Here's a list of Rockies items we should see over the coming days:
- Brian Fuentes signed to a multi-year deal. Considering the money that's being bandied about for mediocre relievers (and mediocre starters, as Paul Byrd can attest) this year, consider this a good thing.
- Larry Bigbie traded. Where to is up in the air, but the Rockies have three left handed batting outfielders and Bigbie seems the odd man out because a) he is a player many teams have been interested in from his Baltimore days, and b) due to service time, he's more expensive than either Jorge Piedra or Brad Hawpe. Hawpe should be the best power hitter of the three given his history, while the other two bring better defense.
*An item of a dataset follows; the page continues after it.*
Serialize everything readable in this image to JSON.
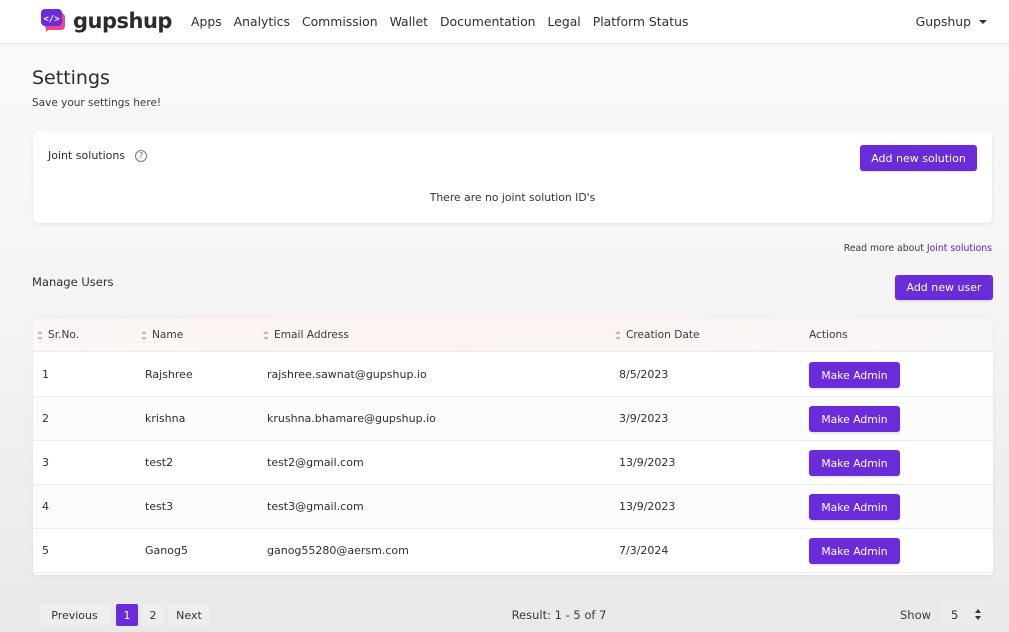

Given that there's not a whole lot else separating them, you can see how the Rox came to their decision to go this way.
- A catcher acquired. O'Dowd wisely hasn't gotten too involved in the early player movement of this offseason, instead waiting for the market to come back to earth. Chances are it will, and let's hope the team will end up with a couple of bargains. Early on, sellers and agents rule the market, but as we creep to the non-tender deadline later in the month and then beyond, the fulcrum of power swings to the buyers and GM's. The benefits of this approach are in the bottom line, but at a cost of the premium talent available.
If it's true that the reason spending is way up this offseason is in fact the increased revenue stream from these sources, then that means that while some teams are spending the cash as soon as it comes in, like the Mets -who along with the Red Sox and Yankees also are benefitting from the revenue of their own cable network- others, including our Rockies, are socking away the dough.
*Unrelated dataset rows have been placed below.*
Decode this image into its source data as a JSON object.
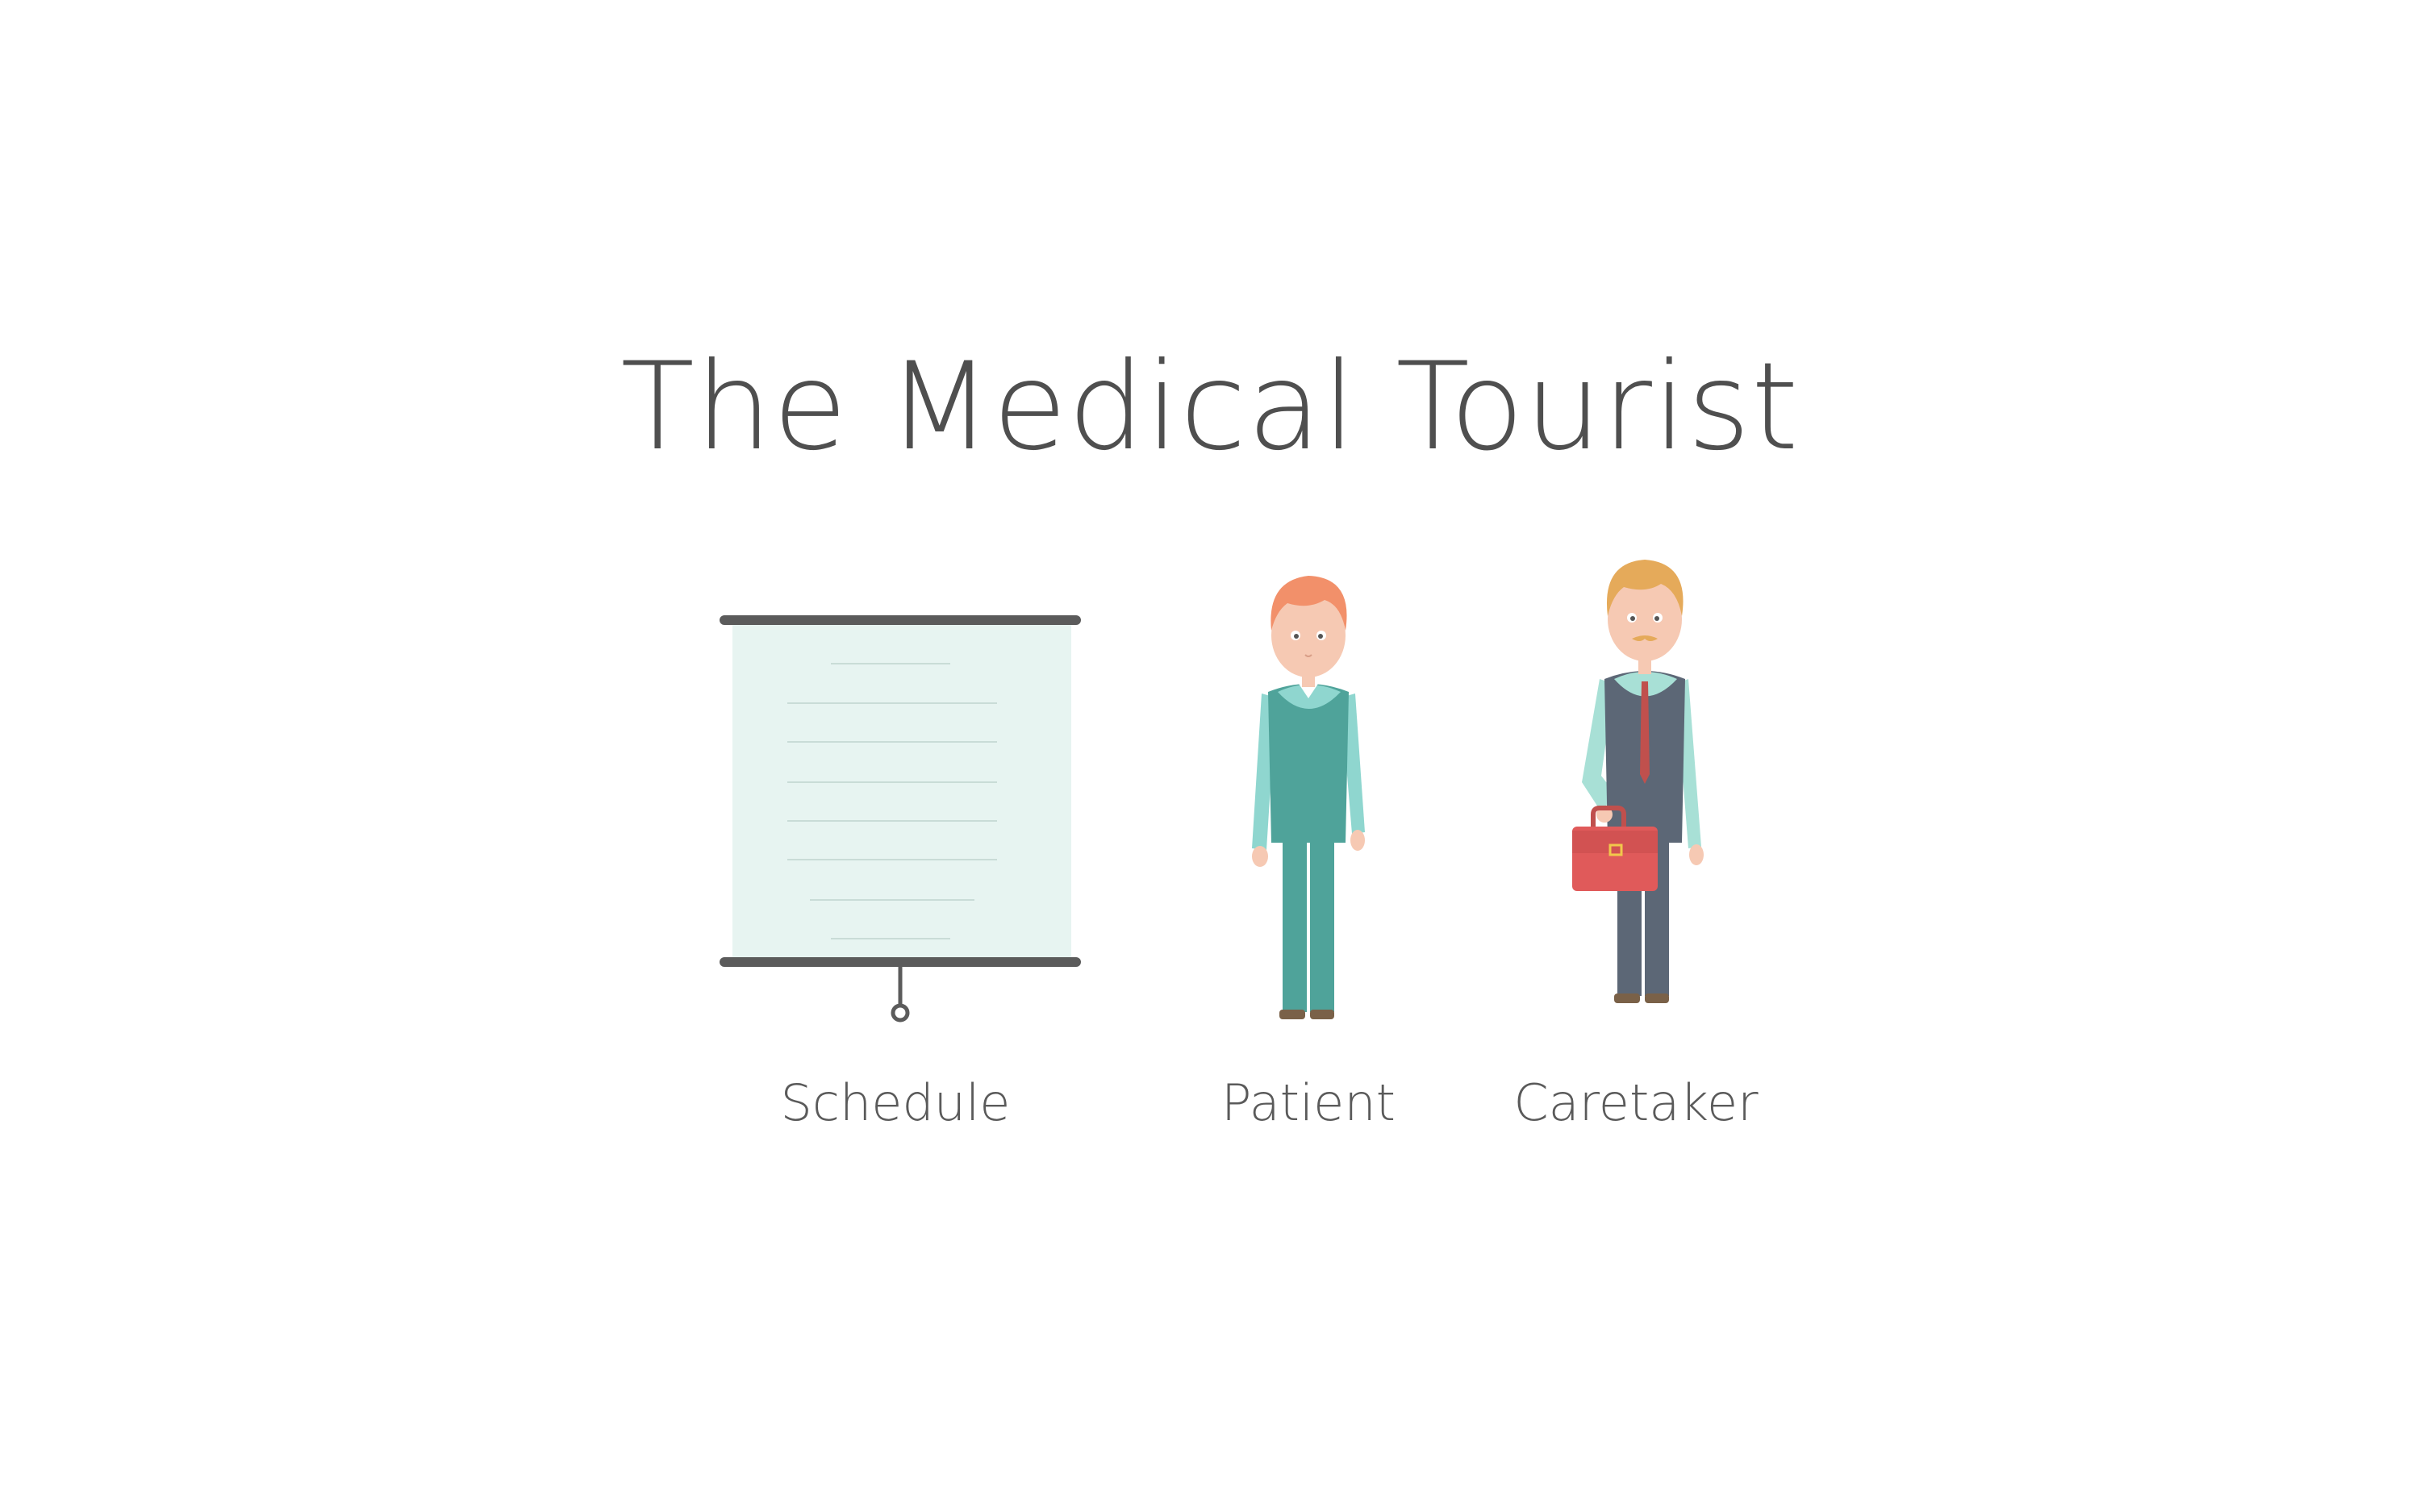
{
  "title": "The Medical Tourist",
  "items": [
    {
      "label": "Schedule",
      "icon": "projector-screen-icon"
    },
    {
      "label": "Patient",
      "icon": "patient-figure-icon"
    },
    {
      "label": "Caretaker",
      "icon": "caretaker-figure-icon"
    }
  ],
  "colors": {
    "text": "#555555",
    "screen_fill": "#e7f4f1",
    "screen_frame": "#5b5b5b",
    "teal": "#4fa39a",
    "light_teal": "#8fd6cf",
    "skin": "#f6c9b3",
    "ginger_hair": "#f2906a",
    "blond_hair": "#e5aa5a",
    "vest_gray": "#5c6776",
    "tie_red": "#c0504d",
    "briefcase_red": "#e05a5a"
  }
}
Why is this good? Last year the Rockies were fourteen wins off of a .500 pace, even if they were somehow able to come up with the money to pick up the best available free agents at their positions of greatest need: outfielder Brian Giles, catcher Ramon Hernandez and starter AJ Burnett, I could see the team still struggling just to reach that mediocre barrier. The core of the team just isn't quite mature enough to make that step worthwhile for competitive purposes. What's more, the contracts would then hamstring the team in the same fashion as the four big deals handed out to Denny Neagle, Mike Hampton, Larry Walker and Todd Helton earlier this decade. No, for this year at least, I'm okay with this measured approach. Focus on what we have, let it rise naturally, and then strike quickly when we're ready. I have a hunch that won't be very far into the future, but for now waiting is the correct watchword.